What is required: I would like you to print all the records below exactly as they are.

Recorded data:
__________

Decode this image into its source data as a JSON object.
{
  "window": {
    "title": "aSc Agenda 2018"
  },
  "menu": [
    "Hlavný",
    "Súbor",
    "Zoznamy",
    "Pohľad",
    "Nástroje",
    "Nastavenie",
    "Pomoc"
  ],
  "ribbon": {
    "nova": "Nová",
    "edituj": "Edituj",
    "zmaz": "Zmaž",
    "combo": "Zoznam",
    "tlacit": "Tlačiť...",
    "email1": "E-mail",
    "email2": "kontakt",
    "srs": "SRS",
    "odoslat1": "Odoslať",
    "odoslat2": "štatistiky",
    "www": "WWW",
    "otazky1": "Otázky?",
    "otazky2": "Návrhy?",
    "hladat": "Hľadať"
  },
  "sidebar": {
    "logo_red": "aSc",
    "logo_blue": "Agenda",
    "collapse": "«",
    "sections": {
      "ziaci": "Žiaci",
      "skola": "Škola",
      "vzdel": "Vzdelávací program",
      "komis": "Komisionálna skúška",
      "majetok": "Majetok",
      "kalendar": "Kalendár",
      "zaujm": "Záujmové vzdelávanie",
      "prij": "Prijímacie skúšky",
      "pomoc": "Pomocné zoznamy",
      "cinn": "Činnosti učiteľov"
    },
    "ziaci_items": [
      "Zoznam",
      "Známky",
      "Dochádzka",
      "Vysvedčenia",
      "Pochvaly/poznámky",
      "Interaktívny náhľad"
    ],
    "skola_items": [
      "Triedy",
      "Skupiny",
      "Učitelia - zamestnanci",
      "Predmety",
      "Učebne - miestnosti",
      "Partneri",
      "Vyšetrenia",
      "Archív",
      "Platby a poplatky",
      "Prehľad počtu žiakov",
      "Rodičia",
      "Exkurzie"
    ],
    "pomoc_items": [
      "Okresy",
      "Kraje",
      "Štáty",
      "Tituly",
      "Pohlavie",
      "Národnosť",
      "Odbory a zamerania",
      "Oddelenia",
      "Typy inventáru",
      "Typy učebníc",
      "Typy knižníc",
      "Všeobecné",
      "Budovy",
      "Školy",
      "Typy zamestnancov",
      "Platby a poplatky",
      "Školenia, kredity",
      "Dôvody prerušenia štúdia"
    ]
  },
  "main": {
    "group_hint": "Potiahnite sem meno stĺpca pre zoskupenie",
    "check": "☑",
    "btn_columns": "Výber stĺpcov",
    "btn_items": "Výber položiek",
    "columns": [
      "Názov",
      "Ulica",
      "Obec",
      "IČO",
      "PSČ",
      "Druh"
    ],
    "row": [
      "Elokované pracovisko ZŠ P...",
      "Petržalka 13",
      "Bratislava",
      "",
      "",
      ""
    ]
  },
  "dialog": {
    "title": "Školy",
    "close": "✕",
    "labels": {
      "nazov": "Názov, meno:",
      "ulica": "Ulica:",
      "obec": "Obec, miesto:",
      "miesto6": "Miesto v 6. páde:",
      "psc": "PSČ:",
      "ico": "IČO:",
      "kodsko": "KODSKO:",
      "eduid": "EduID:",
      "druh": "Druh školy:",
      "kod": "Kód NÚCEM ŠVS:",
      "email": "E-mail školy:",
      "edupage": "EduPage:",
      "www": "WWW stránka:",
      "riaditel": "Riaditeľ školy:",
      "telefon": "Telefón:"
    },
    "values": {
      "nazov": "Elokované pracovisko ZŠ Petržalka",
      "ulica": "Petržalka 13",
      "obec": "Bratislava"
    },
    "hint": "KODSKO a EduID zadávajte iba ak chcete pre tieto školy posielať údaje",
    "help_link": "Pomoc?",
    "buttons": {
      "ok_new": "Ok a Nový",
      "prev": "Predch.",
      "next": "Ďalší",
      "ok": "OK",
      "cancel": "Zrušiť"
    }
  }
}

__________

Response to this exercise:
Decode this image into its source data as a JSON object.
{
  "window": {
    "title": "aSc Agenda 2018"
  },
  "menu": [
    "Hlavný",
    "Súbor",
    "Zoznamy",
    "Pohľad",
    "Nástroje",
    "Nastavenie",
    "Pomoc"
  ],
  "ribbon": {
    "nova": "Nová",
    "edituj": "Edituj",
    "zmaz": "Zmaž",
    "combo": "Zoznam",
    "tlacit": "Tlačiť...",
    "email1": "E-mail",
    "email2": "kontakt",
    "srs": "SRS",
    "odoslat1": "Odoslať",
    "odoslat2": "štatistiky",
    "www": "WWW",
    "otazky1": "Otázky?",
    "otazky2": "Návrhy?",
    "hladat": "Hľadať"
  },
  "sidebar": {
    "logo_red": "aSc",
    "logo_blue": "Agenda",
    "collapse": "«",
    "sections": {
      "ziaci": "Žiaci",
      "skola": "Škola",
      "vzdel": "Vzdelávací program",
      "komis": "Komisionálna skúška",
      "majetok": "Majetok",
      "kalendar": "Kalendár",
      "zaujm": "Záujmové vzdelávanie",
      "prij": "Prijímacie skúšky",
      "pomoc": "Pomocné zoznamy",
      "cinn": "Činnosti učiteľov"
    },
    "ziaci_items": [
      "Zoznam",
      "Známky",
      "Dochádzka",
      "Vysvedčenia",
      "Pochvaly/poznámky",
      "Interaktívny náhľad"
    ],
    "skola_items": [
      "Triedy",
      "Skupiny",
      "Učitelia - zamestnanci",
      "Predmety",
      "Učebne - miestnosti",
      "Partneri",
      "Vyšetrenia",
      "Archív",
      "Platby a poplatky",
      "Prehľad počtu žiakov",
      "Rodičia",
      "Exkurzie"
    ],
    "pomoc_items": [
      "Okresy",
      "Kraje",
      "Štáty",
      "Tituly",
      "Pohlavie",
      "Národnosť",
      "Odbory a zamerania",
      "Oddelenia",
      "Typy inventáru",
      "Typy učebníc",
      "Typy knižníc",
      "Všeobecné",
      "Budovy",
      "Školy",
      "Typy zamestnancov",
      "Platby a poplatky",
      "Školenia, kredity",
      "Dôvody prerušenia štúdia"
    ]
  },
  "main": {
    "group_hint": "Potiahnite sem meno stĺpca pre zoskupenie",
    "check": "☑",
    "btn_columns": "Výber stĺpcov",
    "btn_items": "Výber položiek",
    "columns": [
      "Názov",
      "Ulica",
      "Obec",
      "IČO",
      "PSČ",
      "Druh"
    ],
    "row": [
      "Elokované pracovisko ZŠ P...",
      "Petržalka 13",
      "Bratislava",
      "",
      "",
      ""
    ]
  },
  "dialog": {
    "title": "Školy",
    "close": "✕",
    "labels": {
      "nazov": "Názov, meno:",
      "ulica": "Ulica:",
      "obec": "Obec, miesto:",
      "miesto6": "Miesto v 6. páde:",
      "psc": "PSČ:",
      "ico": "IČO:",
      "kodsko": "KODSKO:",
      "eduid": "EduID:",
      "druh": "Druh školy:",
      "kod": "Kód NÚCEM ŠVS:",
      "email": "E-mail školy:",
      "edupage": "EduPage:",
      "www": "WWW stránka:",
      "riaditel": "Riaditeľ školy:",
      "telefon": "Telefón:"
    },
    "values": {
      "nazov": "Elokované pracovisko ZŠ Petržalka",
      "ulica": "Petržalka 13",
      "obec": "Bratislava"
    },
    "hint": "KODSKO a EduID zadávajte iba ak chcete pre tieto školy posielať údaje",
    "help_link": "Pomoc?",
    "buttons": {
      "ok_new": "Ok a Nový",
      "prev": "Predch.",
      "next": "Ďalší",
      "ok": "OK",
      "cancel": "Zrušiť"
    }
  }
}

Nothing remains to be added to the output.